The flat section I mentioned had come and gone. I was now deeply rooted in the "hills" of the Arrowhead. I understood these hills and respected them. I had estimated that the 40-mile section would take me approximately five hours. I couldn't have been more wrong. I encountered climbs that had me "kicking steps" like a mountaineer while straining against a gear laden bike that didn't want to go up. The relentless climbing was taking a toll on me and the snow that appeared so beautifully earlier was now beginning to accumulate. The squirrels awakened from their slumber and began to prepare for the night time leg of the Arrowhead. I fought the bike down the back side of every climb, reminding myself that I did not have a helmet on and getting hurt out here could mean a life and death situation. I stayed on the side of caution through each descent. Once at the bottom I would pedal a few strokes, then dismount for the push up the next hill. This pattern went on for hours and hours. My five-hour estimation came and went. I began to become increasingly concerned about how long it was taking and the snow fall had now turned into what I'd call a significant squall. Just when worry was creeping in I saw a blinking red light up in the distance, a rider pushing up a hill. I hustled to him hoping to get an estimation on how far to the "Ski Pulk check point". I was certain that I was within two miles. I met him half way up a huge climb, "Hey, how ya doin'?", I said. I tried to hide the stunned look on my face when he turned to look at me. He was so shelled that it was written all over him. "I don't have enough energy to make it up the rest of this climb", he said to me in such a matter of fact way that I didn't know how to respond. I chose not to acknowledge the statement. Instead, I asked, "Do you have any idea how far it is to the next checkpoint?" He smiled at me and tapped his GPS in order to light it up. The backlight came on and I thought to myself, "that's exactly like mine, too bad I left it at home". "About ten miles ...ten more miles of these hills", he muttered. I yelled an obscenity at the sky in front of this man I'd never met. In a minor state of panic I told him that I thought the checkpoint would be showing up any minute. Without saying goodbye I continued up the hill. Quickly reviewing my situation I surmised that with ten miles to go at 3-5 mph it would be at least two more hours before checkpoint three. I'd been on this leg for five hours and it was looking like that was going to turn into seven and a half. The squall had now become a full-blown snow storm.

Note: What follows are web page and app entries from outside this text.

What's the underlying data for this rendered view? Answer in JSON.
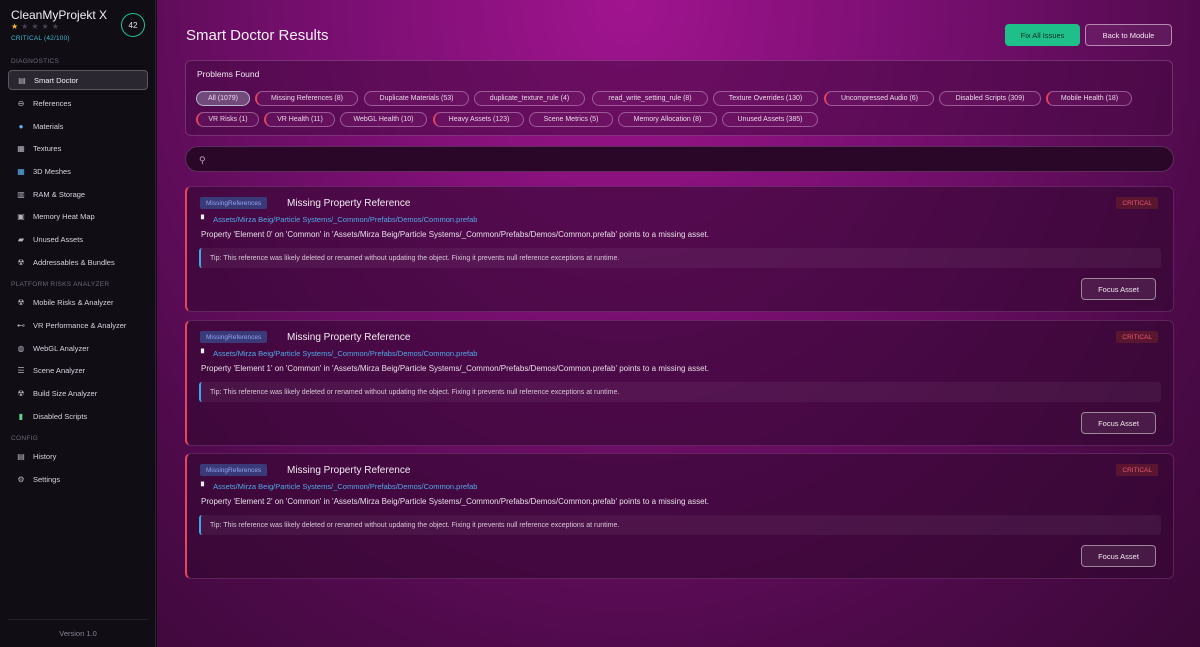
{
  "app": {
    "name": "CleanMyProjekt X",
    "stars_filled": 1,
    "stars_total": 5,
    "health_label": "CRITICAL (42/100)",
    "score": "42",
    "version": "Version 1.0"
  },
  "sidebar": {
    "sections": [
      {
        "title": "DIAGNOSTICS",
        "items": [
          {
            "label": "Smart Doctor",
            "icon": "document-icon",
            "active": true
          },
          {
            "label": "References",
            "icon": "link-icon"
          },
          {
            "label": "Materials",
            "icon": "sphere-icon"
          },
          {
            "label": "Textures",
            "icon": "texture-grid-icon"
          },
          {
            "label": "3D Meshes",
            "icon": "mesh-grid-icon"
          },
          {
            "label": "RAM & Storage",
            "icon": "ram-icon"
          },
          {
            "label": "Memory Heat Map",
            "icon": "heatmap-icon"
          },
          {
            "label": "Unused Assets",
            "icon": "folder-icon"
          },
          {
            "label": "Addressables & Bundles",
            "icon": "radiation-icon"
          }
        ]
      },
      {
        "title": "PLATFORM RISKS ANALYZER",
        "items": [
          {
            "label": "Mobile Risks & Analyzer",
            "icon": "radiation-icon"
          },
          {
            "label": "VR Performance & Analyzer",
            "icon": "vr-icon"
          },
          {
            "label": "WebGL Analyzer",
            "icon": "globe-icon"
          },
          {
            "label": "Scene Analyzer",
            "icon": "scene-icon"
          },
          {
            "label": "Build Size Analyzer",
            "icon": "radiation-icon"
          },
          {
            "label": "Disabled Scripts",
            "icon": "script-icon"
          }
        ]
      },
      {
        "title": "CONFIG",
        "items": [
          {
            "label": "History",
            "icon": "history-icon"
          },
          {
            "label": "Settings",
            "icon": "gear-icon"
          }
        ]
      }
    ]
  },
  "header": {
    "title": "Smart Doctor Results",
    "fix_all_label": "Fix All Issues",
    "back_label": "Back to Module"
  },
  "problems": {
    "title": "Problems Found",
    "chips": [
      {
        "label": "All (1079)",
        "selected": true
      },
      {
        "label": "Missing References (8)",
        "warn": true
      },
      {
        "label": "Duplicate Materials (53)"
      },
      {
        "label": "duplicate_texture_rule (4)"
      },
      {
        "label": "read_write_setting_rule (8)"
      },
      {
        "label": "Texture Overrides (130)"
      },
      {
        "label": "Uncompressed Audio (6)",
        "warn": true
      },
      {
        "label": "Disabled Scripts (309)"
      },
      {
        "label": "Mobile Health (18)",
        "warn": true
      },
      {
        "label": "VR Risks (1)",
        "warn": true
      },
      {
        "label": "VR Health (11)",
        "warn": true
      },
      {
        "label": "WebGL Health (10)"
      },
      {
        "label": "Heavy Assets (123)",
        "warn": true
      },
      {
        "label": "Scene Metrics (5)"
      },
      {
        "label": "Memory Allocation (8)"
      },
      {
        "label": "Unused Assets (385)"
      }
    ]
  },
  "search": {
    "placeholder": "",
    "value": ""
  },
  "issues": [
    {
      "tag": "MissingReferences",
      "title": "Missing Property Reference",
      "severity": "CRITICAL",
      "path": "Assets/Mirza Beig/Particle Systems/_Common/Prefabs/Demos/Common.prefab",
      "description": "Property 'Element 0' on 'Common' in 'Assets/Mirza Beig/Particle Systems/_Common/Prefabs/Demos/Common.prefab' points to a missing asset.",
      "tip": "Tip: This reference was likely deleted or renamed without updating the object. Fixing it prevents null reference exceptions at runtime.",
      "action": "Focus Asset"
    },
    {
      "tag": "MissingReferences",
      "title": "Missing Property Reference",
      "severity": "CRITICAL",
      "path": "Assets/Mirza Beig/Particle Systems/_Common/Prefabs/Demos/Common.prefab",
      "description": "Property 'Element 1' on 'Common' in 'Assets/Mirza Beig/Particle Systems/_Common/Prefabs/Demos/Common.prefab' points to a missing asset.",
      "tip": "Tip: This reference was likely deleted or renamed without updating the object. Fixing it prevents null reference exceptions at runtime.",
      "action": "Focus Asset"
    },
    {
      "tag": "MissingReferences",
      "title": "Missing Property Reference",
      "severity": "CRITICAL",
      "path": "Assets/Mirza Beig/Particle Systems/_Common/Prefabs/Demos/Common.prefab",
      "description": "Property 'Element 2' on 'Common' in 'Assets/Mirza Beig/Particle Systems/_Common/Prefabs/Demos/Common.prefab' points to a missing asset.",
      "tip": "Tip: This reference was likely deleted or renamed without updating the object. Fixing it prevents null reference exceptions at runtime.",
      "action": "Focus Asset"
    }
  ],
  "colors": {
    "accent_green": "#1fbf8a",
    "critical_red": "#e45a6e",
    "link_blue": "#50a9e8",
    "tag_blue": "#8fa4f0",
    "star_gold": "#f4b93c"
  }
}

----------Stay tuned for Part Two on Thursday...
Share this post: Tweet
Tim (Eki) Ek
Tim Ek was born and raised in Duluth, Minn., and still calls it home. He’s always had a passion for competition and seeking his own extremes. Tim's true love is the woods: Out in the wild is where he clears his head and finds his peace, and he prefers getting there by bike. Tim Ek: The Eki Chronicles, ekichronicles2.kinetic-fitness.com